In 358 the future emperor Julian met, in Tongeren, a delegation of Salian Franks who had recently settled in Toxandria (the modern Campine region), to the north of Tongeren. They wanted peace but spoke "as if the ground they had seized were rightfully their own". Julian gave ambiguous replies and then after the meetings sent a surprise attack along the Maas or Meuse river, and "they met him with entreaties rather than with resistance, he received the submission of them and their children".[4] They became increasingly important after this time. Zosimus reports that Julian used them as part of his forces in fights against other Germanic tribes.[5]

Middle Ages[]

The monumental "Moerenpoort", a gate in the medieval city-wall

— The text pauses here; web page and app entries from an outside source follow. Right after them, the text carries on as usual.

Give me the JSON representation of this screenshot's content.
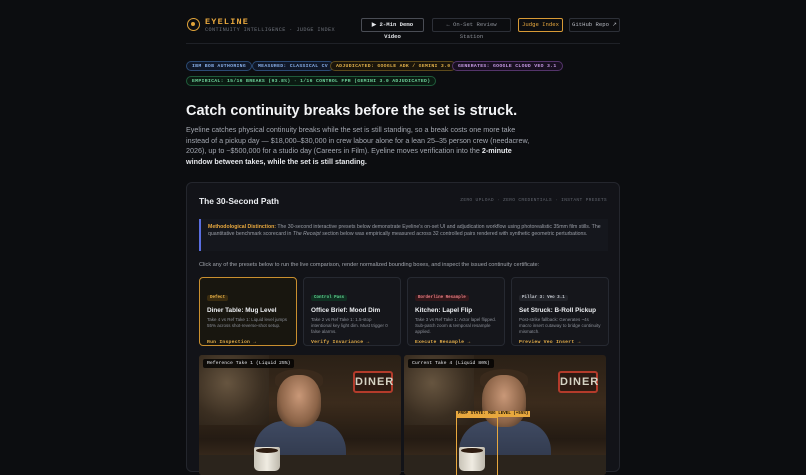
{
  "header": {
    "brand": "EYELINE",
    "tagline": "CONTINUITY INTELLIGENCE · JUDGE INDEX",
    "nav": {
      "demo": "▶ 2-Min Demo Video",
      "review": "← On-Set Review Station",
      "judge": "Judge Index",
      "github": "GitHub Repo ↗"
    }
  },
  "badges": [
    "IBM BOB AUTHORING",
    "MEASURED: CLASSICAL CV",
    "ADJUDICATED: GOOGLE ADK / GEMINI 3.0",
    "GENERATES: GOOGLE CLOUD VEO 3.1",
    "EMPIRICAL: 15/16 BREAKS (93.8%) · 1/16 CONTROL FPR (GEMINI 3.0 ADJUDICATED)"
  ],
  "hero": {
    "title": "Catch continuity breaks before the set is struck.",
    "lede": "Eyeline catches physical continuity breaks while the set is still standing, so a break costs one more take instead of a pickup day — $18,000–$30,000 in crew labour alone for a lean 25–35 person crew (needacrew, 2026), up to ~$500,000 for a studio day (Careers in Film). Eyeline moves verification into the ",
    "lede_bold": "2-minute window between takes, while the set is still standing."
  },
  "path": {
    "title": "The 30-Second Path",
    "tags": "ZERO UPLOAD · ZERO CREDENTIALS · INSTANT PRESETS",
    "note_label": "Methodological Distinction:",
    "note_text": " The 30-second interactive presets below demonstrate Eyeline's on-set UI and adjudication workflow using photorealistic 35mm film stills. The quantitative benchmark scorecard in ",
    "note_em": "The Receipt",
    "note_tail": " section below was empirically measured across 32 controlled pairs rendered with synthetic geometric perturbations.",
    "instruction": "Click any of the presets below to run the live comparison, render normalized bounding boxes, and inspect the issued continuity certificate:"
  },
  "presets": [
    {
      "tag": "Defect",
      "title": "Diner Table: Mug Level",
      "desc": "Take 4 vs Ref Take 1: Liquid level jumps 55% across shot-reverse-shot setup.",
      "link": "Run Inspection →"
    },
    {
      "tag": "Control Pass",
      "title": "Office Brief: Mood Dim",
      "desc": "Take 2 vs Ref Take 1: 1.5-stop intentional key light dim. Must trigger 0 false alarms.",
      "link": "Verify Invariance →"
    },
    {
      "tag": "Borderline Resample",
      "title": "Kitchen: Lapel Flip",
      "desc": "Take 3 vs Ref Take 1: Actor lapel flipped. Sub-patch zoom & temporal resample applied.",
      "link": "Execute Resample →"
    },
    {
      "tag": "Pillar 3: Veo 3.1",
      "title": "Set Struck: B-Roll Pickup",
      "desc": "Post-strike fallback: Generates ~4s macro insert cutaway to bridge continuity mismatch.",
      "link": "Preview Veo Insert →"
    }
  ],
  "shots": {
    "ref_caption": "Reference Take 1 (Liquid 25%)",
    "cur_caption": "Current Take 4 (Liquid 80%)",
    "sign_text": "DINER",
    "bbox_label": "PROP STATE: MUG LEVEL (+55%)"
  },
  "colors": {
    "accent": "#e8a83e",
    "background": "#0c0d10",
    "card": "#121318"
  }
}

Already in the fourth century, just as the Salian Franks were settling to the north, the city became the center of a Christian diocese under the influence of Saint Servatius, bishop of Tongeren, who died in 384 AD. In the meantime, the Franks to the north and east were pagan and so many areas had to be reconverted over the course of the following centuries, with several missionaries becoming martyrs. The seat of the Tungrian bishopric however eventually moved to nearby Maastricht, after Saint Servatius was buried near the Roman towns there. Much later, Liège became the seat of what would become the Roman Catholic Diocese of Liège, the church equivalent to the Civitas Tungrorum. This was the resting place of Saint Lambert of Maastricht, one of the last missionaries in the area, who died about 700 AD.[6] Aduatuca Tungrorum may have been destroyed by the Huns in 451 AD. Tongeren therefore lost some importance during this period.

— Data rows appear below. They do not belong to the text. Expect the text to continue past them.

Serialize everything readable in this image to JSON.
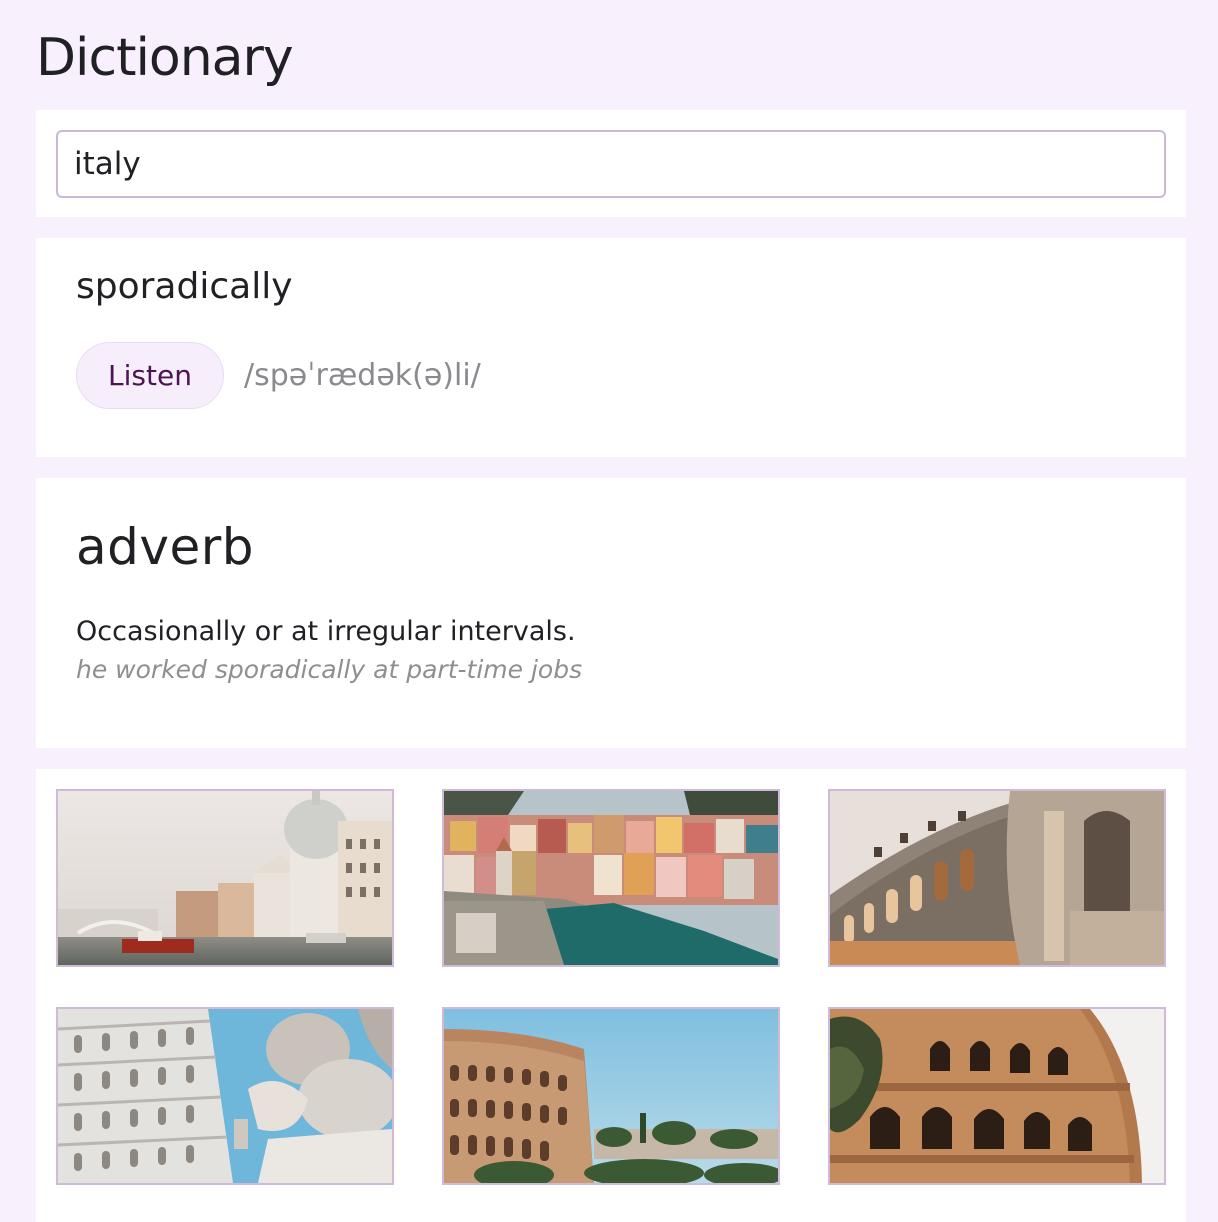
{
  "header": {
    "title": "Dictionary"
  },
  "search": {
    "value": "italy"
  },
  "word": {
    "keyword": "sporadically",
    "listen_label": "Listen",
    "phonetic": "/spəˈrædək(ə)li/"
  },
  "meaning": {
    "part_of_speech": "adverb",
    "definition": "Occasionally or at irregular intervals.",
    "example": "he worked sporadically at part-time jobs"
  },
  "images": [
    {
      "icon": "venice-grand-canal-photo"
    },
    {
      "icon": "cinque-terre-vernazza-photo"
    },
    {
      "icon": "pula-arena-arches-photo"
    },
    {
      "icon": "leaning-tower-pisa-statue-photo"
    },
    {
      "icon": "colosseum-sky-photo"
    },
    {
      "icon": "colosseum-closeup-photo"
    }
  ],
  "colors": {
    "page_background": "#f8f0fd",
    "card_background": "#ffffff",
    "accent_text": "#4d1454",
    "listen_background": "#f7eefc",
    "input_border": "#cbb8d8",
    "muted_text": "#8a8a8e"
  }
}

Waves of Germanic settlers and invaders changed the area significantly. The Merovingian period between the fifth and the eighth century is not well documented. The building of a new church and the foundation of a chapter of canons took place in Carolingian times, at the very place where the old bishops’ houses stood, and where the basilica still stands today. The construction of the current basilica started at the beginning of the thirteenth century in the prevalent Gothic style of that period. Other buildings were added to the religious core of the city, including new commercial areas, hospitals and artisans quarters. The thirteenth century also saw the building of the medieval defensive wall, several new churches and cloisters, and the beguinage. The city became one of the “bonnes villes” ("good cities") of the Prince-Bishopric of Liège.

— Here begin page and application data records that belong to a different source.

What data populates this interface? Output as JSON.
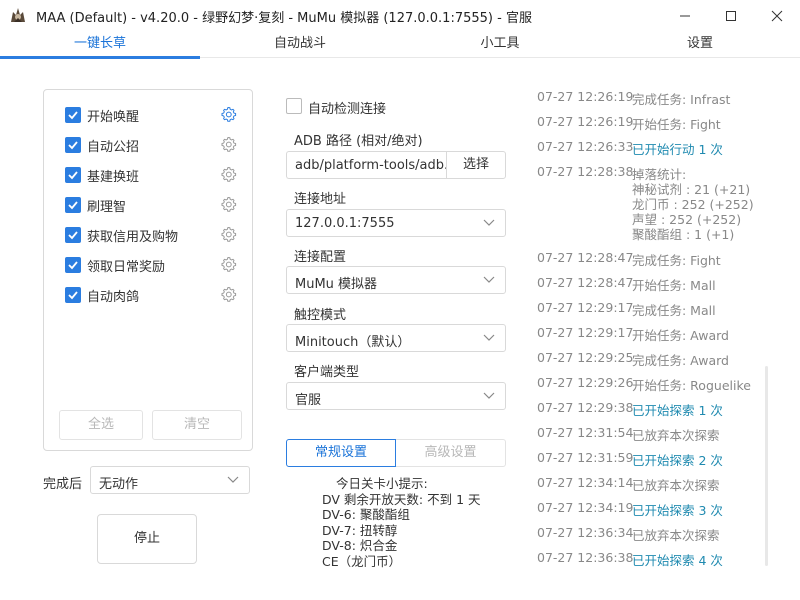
{
  "window": {
    "title": "MAA (Default) - v4.20.0 - 绿野幻梦·复刻 - MuMu 模拟器 (127.0.0.1:7555) - 官服"
  },
  "tabs": [
    {
      "label": "一键长草",
      "active": true
    },
    {
      "label": "自动战斗",
      "active": false
    },
    {
      "label": "小工具",
      "active": false
    },
    {
      "label": "设置",
      "active": false
    }
  ],
  "tasks": [
    {
      "label": "开始唤醒",
      "checked": true,
      "gear_active": true
    },
    {
      "label": "自动公招",
      "checked": true
    },
    {
      "label": "基建换班",
      "checked": true
    },
    {
      "label": "刷理智",
      "checked": true
    },
    {
      "label": "获取信用及购物",
      "checked": true
    },
    {
      "label": "领取日常奖励",
      "checked": true
    },
    {
      "label": "自动肉鸽",
      "checked": true
    }
  ],
  "task_buttons": {
    "select_all": "全选",
    "clear": "清空"
  },
  "after_completion": {
    "label": "完成后",
    "value": "无动作"
  },
  "stop_button": "停止",
  "connection": {
    "auto_detect_label": "自动检测连接",
    "adb_path_label": "ADB 路径 (相对/绝对)",
    "adb_path_value": "adb/platform-tools/adb.exe",
    "browse_button": "选择",
    "address_label": "连接地址",
    "address_value": "127.0.0.1:7555",
    "config_label": "连接配置",
    "config_value": "MuMu 模拟器",
    "touch_label": "触控模式",
    "touch_value": "Minitouch（默认）",
    "client_label": "客户端类型",
    "client_value": "官服"
  },
  "settings_tabs": {
    "normal": "常规设置",
    "advanced": "高级设置"
  },
  "tips": [
    "今日关卡小提示:",
    "DV 剩余开放天数: 不到 1 天",
    "DV-6: 聚酸酯组",
    "DV-7: 扭转醇",
    "DV-8: 炽合金",
    "CE（龙门币）"
  ],
  "log": [
    {
      "time": "07-27  12:26:19",
      "msg": "完成任务: Infrast",
      "blue": false
    },
    {
      "time": "07-27  12:26:19",
      "msg": "开始任务: Fight",
      "blue": false
    },
    {
      "time": "07-27  12:26:33",
      "msg": "已开始行动 1 次",
      "blue": true
    },
    {
      "time": "07-27  12:28:38",
      "msg": "掉落统计:",
      "blue": false,
      "sub": [
        "神秘试剂 : 21 (+21)",
        "龙门币 : 252 (+252)",
        "声望 : 252 (+252)",
        "聚酸酯组 : 1 (+1)"
      ]
    },
    {
      "time": "07-27  12:28:47",
      "msg": "完成任务: Fight",
      "blue": false
    },
    {
      "time": "07-27  12:28:47",
      "msg": "开始任务: Mall",
      "blue": false
    },
    {
      "time": "07-27  12:29:17",
      "msg": "完成任务: Mall",
      "blue": false
    },
    {
      "time": "07-27  12:29:17",
      "msg": "开始任务: Award",
      "blue": false
    },
    {
      "time": "07-27  12:29:25",
      "msg": "完成任务: Award",
      "blue": false
    },
    {
      "time": "07-27  12:29:26",
      "msg": "开始任务: Roguelike",
      "blue": false
    },
    {
      "time": "07-27  12:29:38",
      "msg": "已开始探索 1 次",
      "blue": true
    },
    {
      "time": "07-27  12:31:54",
      "msg": "已放弃本次探索",
      "blue": false
    },
    {
      "time": "07-27  12:31:59",
      "msg": "已开始探索 2 次",
      "blue": true
    },
    {
      "time": "07-27  12:34:14",
      "msg": "已放弃本次探索",
      "blue": false
    },
    {
      "time": "07-27  12:34:19",
      "msg": "已开始探索 3 次",
      "blue": true
    },
    {
      "time": "07-27  12:36:34",
      "msg": "已放弃本次探索",
      "blue": false
    },
    {
      "time": "07-27  12:36:38",
      "msg": "已开始探索 4 次",
      "blue": true
    }
  ],
  "colors": {
    "accent": "#2b7de0",
    "log_blue": "#1f8ab0",
    "log_gray": "#888888"
  }
}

Het Plein (The Place) with a "Perroen", the historic symbol of being one of the "bonnes villes".

From seventeenth century until contemporary age[]

In 1677, the city was burned almost entirely by Louis XIV’s troops, a catastrophe from which Tongeren never completely recovered. The rebirth of the city dates from after 1830.

In 1977 the neighbouring municipalities of Berg, Diets-Heur, Henis, 's-Herenelderen, Koninksem, Lauw, Mal, Neerrepen, Nerem, Overrepen, Piringen, Riksingen, Rutten, Sluizen, Vreren and Widooie merged into Tongeren.[7]

Tongeren is currently the judicial capital of the province of Belgian Limburg.

Main sights[]

The Tongeren Basilica



Famous inhabitants[]

Ancient times

Modern times


  1. ^ "Wettelijke Bevolking per gemeente op 1 januari 2018". Statbel. Retrieved 9 March 2019.
  2. ^ Gysseling, Maurits (1960), Toponymisch Woordenboek van België, Nederland, Luxemburg, Noord-Frankrijk en West-Duitsland
  3. ^ Vanderhoeven, Alain; Vanderhoeven, Michel (2004), "Confrontation in Archaeology: Aspects of Roman Military in Tongeren", in Vermeulen, Frank; Sas, Kathy; Dhaeze, Wouter (eds.), Archaeology in Confrontation: Aspects of Roman Military Presence in the Northwest (Studies in Honour of Prof. Em. Hugo Thoen), Ghent University, p. 143, ISBN 9789038205786
  4. ^ Ammianus Marcellinus, Res Gestae, Book XVII.8.3-4
  5. ^ Zosimus Nova Historia Book III
  6. ^ Jona Lendering. "Servatius of Tongeren". Livius.org. Retrieved 2014-05-20.
  7. ^ "Tongeren". Agentschap Onroerend Erfgoed (in Dutch). Retrieved 17 October 2020.
  8. ^ "Flemish Béguinages". UNESCO World Heritage Centre. United Nations Educational, Scientific, and Cultural Organization. Retrieved 6 November 2021.
  9. ^ "Belfries of Belgium and France". UNESCO World Heritage Centre. United Nations Educational, Scientific, and Cultural Organization. Retrieved 5 November 2021.

External links[]